Along with these trends, there is a push for cost reduction in printing and an increase in the use of digital print processes in many markets, most notably in the area of book publishing. All of these trends are putting pressure on offset, says Roland Ortbach, vice president of sales for the US-based subsidiary of manroland web systems.
“Offset is still the most cost-effective, versatile, flexible, and reliable printing technology available today, just as it’s been for many years,” he says. “The technology that has evolved over many years still answers the need for 70 to 80 percent of global printing needs. In some markets, it is still very high, and in other markets comparatively lower. Digital printing will capture a portion of the market, and that portion is the part offset was not designed to handle.” Offset was never designed for variable printing, variable format changes, or print on demand, he says. But when it comes to volume, cost to print, inline added value, and flexibility, it is hard to beat offset technology. “The future looks good for offset, as it does for digital and, to some extent, for gravure,” Ortbach says. “There is enough demand for all these technologies for them to do well. I’m confident offset technology will be the most economic and accessible for years to come.”

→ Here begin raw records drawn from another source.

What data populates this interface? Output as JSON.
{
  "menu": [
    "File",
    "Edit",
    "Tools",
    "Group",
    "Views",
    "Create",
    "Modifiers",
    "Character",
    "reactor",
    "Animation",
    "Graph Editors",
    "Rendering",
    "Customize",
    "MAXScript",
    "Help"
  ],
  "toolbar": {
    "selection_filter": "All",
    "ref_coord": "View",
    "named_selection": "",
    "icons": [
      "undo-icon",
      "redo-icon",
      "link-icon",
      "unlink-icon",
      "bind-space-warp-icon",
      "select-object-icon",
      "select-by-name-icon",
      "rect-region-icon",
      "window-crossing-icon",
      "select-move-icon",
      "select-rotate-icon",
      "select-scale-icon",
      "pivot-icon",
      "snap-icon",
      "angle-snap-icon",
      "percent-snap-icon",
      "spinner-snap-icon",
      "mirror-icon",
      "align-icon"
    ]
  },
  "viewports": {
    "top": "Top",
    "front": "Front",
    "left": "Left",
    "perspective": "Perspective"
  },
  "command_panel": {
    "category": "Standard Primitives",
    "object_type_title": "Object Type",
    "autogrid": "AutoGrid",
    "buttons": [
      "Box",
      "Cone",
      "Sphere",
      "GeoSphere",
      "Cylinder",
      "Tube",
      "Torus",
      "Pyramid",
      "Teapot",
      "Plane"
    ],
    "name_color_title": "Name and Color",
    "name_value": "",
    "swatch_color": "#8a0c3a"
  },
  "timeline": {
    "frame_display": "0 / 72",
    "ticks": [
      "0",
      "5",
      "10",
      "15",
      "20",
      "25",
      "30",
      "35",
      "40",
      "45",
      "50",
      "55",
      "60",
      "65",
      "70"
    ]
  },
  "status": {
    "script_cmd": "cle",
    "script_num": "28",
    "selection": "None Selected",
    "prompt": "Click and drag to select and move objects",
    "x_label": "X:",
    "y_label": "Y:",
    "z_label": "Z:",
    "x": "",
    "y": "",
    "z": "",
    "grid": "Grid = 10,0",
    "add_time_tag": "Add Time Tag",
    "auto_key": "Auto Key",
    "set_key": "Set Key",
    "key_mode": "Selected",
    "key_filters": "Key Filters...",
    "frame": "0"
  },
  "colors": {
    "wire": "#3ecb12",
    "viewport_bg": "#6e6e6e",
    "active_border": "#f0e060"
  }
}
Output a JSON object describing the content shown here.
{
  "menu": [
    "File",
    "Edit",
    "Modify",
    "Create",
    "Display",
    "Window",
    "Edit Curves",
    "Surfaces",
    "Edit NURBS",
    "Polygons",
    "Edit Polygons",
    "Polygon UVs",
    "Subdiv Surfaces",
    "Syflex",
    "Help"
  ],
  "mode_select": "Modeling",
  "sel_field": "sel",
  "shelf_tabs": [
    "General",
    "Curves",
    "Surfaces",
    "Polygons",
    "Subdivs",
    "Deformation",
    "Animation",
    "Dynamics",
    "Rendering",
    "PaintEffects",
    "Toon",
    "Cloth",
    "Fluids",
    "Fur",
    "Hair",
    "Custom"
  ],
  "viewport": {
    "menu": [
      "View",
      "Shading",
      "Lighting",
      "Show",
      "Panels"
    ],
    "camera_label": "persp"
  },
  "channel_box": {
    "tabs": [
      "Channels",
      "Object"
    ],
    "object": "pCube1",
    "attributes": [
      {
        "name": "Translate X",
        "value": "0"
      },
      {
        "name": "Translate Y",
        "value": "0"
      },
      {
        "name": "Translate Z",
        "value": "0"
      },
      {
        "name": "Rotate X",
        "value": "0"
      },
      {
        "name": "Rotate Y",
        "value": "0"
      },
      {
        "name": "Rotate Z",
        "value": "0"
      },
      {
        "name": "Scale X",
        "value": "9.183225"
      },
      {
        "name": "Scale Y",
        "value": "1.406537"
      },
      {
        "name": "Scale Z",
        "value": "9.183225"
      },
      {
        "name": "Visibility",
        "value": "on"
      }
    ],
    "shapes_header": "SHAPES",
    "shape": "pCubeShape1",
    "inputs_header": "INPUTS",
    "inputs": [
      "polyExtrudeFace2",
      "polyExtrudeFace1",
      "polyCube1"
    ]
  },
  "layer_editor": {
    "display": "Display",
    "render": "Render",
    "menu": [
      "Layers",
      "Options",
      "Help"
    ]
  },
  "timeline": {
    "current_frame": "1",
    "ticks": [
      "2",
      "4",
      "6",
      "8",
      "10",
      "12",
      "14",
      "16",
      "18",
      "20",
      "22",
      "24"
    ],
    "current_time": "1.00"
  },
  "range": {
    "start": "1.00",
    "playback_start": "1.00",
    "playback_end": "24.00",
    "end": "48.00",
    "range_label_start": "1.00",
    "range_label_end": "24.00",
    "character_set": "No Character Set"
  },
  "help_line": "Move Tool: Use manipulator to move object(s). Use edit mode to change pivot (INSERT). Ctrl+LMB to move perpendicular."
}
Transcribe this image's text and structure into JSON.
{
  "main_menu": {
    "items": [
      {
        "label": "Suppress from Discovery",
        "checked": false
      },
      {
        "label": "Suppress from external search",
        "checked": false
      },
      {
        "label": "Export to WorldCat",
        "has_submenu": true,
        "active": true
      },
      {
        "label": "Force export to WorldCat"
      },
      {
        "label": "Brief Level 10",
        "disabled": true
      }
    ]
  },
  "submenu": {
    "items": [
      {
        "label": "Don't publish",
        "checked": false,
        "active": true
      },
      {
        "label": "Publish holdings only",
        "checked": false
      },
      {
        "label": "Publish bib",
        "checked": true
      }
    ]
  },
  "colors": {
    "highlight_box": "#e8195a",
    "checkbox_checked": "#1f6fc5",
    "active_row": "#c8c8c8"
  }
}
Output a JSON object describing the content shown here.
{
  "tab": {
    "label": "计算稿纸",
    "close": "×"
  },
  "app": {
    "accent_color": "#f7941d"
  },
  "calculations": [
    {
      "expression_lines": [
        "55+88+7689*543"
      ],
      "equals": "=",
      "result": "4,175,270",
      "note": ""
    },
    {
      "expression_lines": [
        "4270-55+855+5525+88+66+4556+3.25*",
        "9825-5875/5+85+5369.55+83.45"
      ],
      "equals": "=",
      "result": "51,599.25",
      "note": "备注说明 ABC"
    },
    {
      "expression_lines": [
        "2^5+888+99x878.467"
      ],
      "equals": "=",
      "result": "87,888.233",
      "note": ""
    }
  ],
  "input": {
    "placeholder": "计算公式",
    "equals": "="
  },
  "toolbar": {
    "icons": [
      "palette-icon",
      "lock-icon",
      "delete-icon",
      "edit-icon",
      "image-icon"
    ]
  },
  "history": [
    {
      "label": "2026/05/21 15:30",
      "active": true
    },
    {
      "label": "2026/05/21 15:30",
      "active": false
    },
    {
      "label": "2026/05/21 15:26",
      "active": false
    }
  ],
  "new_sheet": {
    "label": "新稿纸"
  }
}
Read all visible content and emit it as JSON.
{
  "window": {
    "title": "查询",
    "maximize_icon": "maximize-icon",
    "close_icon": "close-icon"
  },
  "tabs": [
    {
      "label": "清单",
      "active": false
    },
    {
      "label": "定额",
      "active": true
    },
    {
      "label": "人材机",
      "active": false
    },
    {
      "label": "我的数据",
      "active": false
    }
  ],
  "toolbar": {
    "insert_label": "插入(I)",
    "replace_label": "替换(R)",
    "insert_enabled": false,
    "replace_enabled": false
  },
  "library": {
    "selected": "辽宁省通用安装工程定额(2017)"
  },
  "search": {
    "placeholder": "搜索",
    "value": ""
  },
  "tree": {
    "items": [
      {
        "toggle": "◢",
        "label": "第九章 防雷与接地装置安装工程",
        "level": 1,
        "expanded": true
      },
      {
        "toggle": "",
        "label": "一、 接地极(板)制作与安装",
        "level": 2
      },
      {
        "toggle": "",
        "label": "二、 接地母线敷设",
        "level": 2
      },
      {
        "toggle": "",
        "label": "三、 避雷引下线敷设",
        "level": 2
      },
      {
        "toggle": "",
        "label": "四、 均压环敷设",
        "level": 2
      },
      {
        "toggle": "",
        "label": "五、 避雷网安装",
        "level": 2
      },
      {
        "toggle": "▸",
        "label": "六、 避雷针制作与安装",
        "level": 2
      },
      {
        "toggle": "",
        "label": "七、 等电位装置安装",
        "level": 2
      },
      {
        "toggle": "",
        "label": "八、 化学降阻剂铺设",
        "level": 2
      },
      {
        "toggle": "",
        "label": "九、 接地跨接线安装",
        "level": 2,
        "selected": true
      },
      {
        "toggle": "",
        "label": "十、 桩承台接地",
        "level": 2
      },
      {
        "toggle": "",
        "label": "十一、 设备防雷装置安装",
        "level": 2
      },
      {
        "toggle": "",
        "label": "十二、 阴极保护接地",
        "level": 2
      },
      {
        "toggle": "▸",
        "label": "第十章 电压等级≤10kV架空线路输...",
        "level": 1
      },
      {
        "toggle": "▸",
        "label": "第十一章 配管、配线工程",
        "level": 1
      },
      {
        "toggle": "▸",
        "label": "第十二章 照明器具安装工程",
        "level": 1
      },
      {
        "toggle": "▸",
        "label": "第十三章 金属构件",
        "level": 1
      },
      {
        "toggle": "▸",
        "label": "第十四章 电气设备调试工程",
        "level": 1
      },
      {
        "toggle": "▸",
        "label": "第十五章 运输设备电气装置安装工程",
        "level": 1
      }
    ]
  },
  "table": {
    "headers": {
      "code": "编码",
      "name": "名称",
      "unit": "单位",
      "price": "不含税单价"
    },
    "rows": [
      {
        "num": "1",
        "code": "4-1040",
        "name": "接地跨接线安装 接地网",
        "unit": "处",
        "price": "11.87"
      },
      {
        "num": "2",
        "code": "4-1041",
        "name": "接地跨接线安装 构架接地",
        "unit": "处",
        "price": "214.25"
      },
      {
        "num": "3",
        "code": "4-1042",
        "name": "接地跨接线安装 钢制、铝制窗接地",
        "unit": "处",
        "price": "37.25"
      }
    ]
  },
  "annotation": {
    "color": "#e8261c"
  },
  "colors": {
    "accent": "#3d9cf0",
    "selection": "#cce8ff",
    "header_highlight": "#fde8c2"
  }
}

Brad Kruchten, president of graphics, Entertainment and Commercial Films, Eastman Kodak, says the majority of printed pages are still offset, and will be for the foreseeable future. “People talk about the growth of digital, but it will still be an offset world,” he reports.
Moreover, as new technologies arrive, they will have to learn to play in the offset market, Kruchten says. “We have such a large infrastructure built in the printing industry, success with new technologies will depend on how well they integrate with offset, as opposed to replacing offset,” he remarks.
“The key example is in variable data and digital printing. We believe if you can leverage the offset infrastructure and place print heads into an offset press—on the press itself or in postpress or finishing equipment—you then can leverage the benefits and what’s best in offset, and offer variable data printing as well.”
For instance, he adds, a magazine could be printed in offset, with areas having to do with regionalized or personalized information left unprinted for the later addition of variable data.
Meeting Changing Needs
Press makers are responding to evolving needs of printers. “We’ve performance-sized our presses to meet market needs for less emphasis on high volume and more emphasis on makeready, time reduction, flexibility, and waste reduction, and automation, in general,” Ortbach says. “Due to the continuing lack of qualified press operators in many parts of the world, including the US, we have automated many of the process steps in the press.”
To drive down costs, manroland has continued to find ways to trim waste and increase throughput through the use of smart systems and automation, he adds. And given the overall lower demand for offset technology, the company has developed a digital finishing equipment line for the book publication and commercial markets.
According to Chris Travis, director of technology for Dallas-based KBA, which makes both web and sheet-fed presses, KBA has seen customers acquiring printing press configurations unique to their needs, allowing them to enter specific markets, achieve more competitiveness, and also create new opportunities.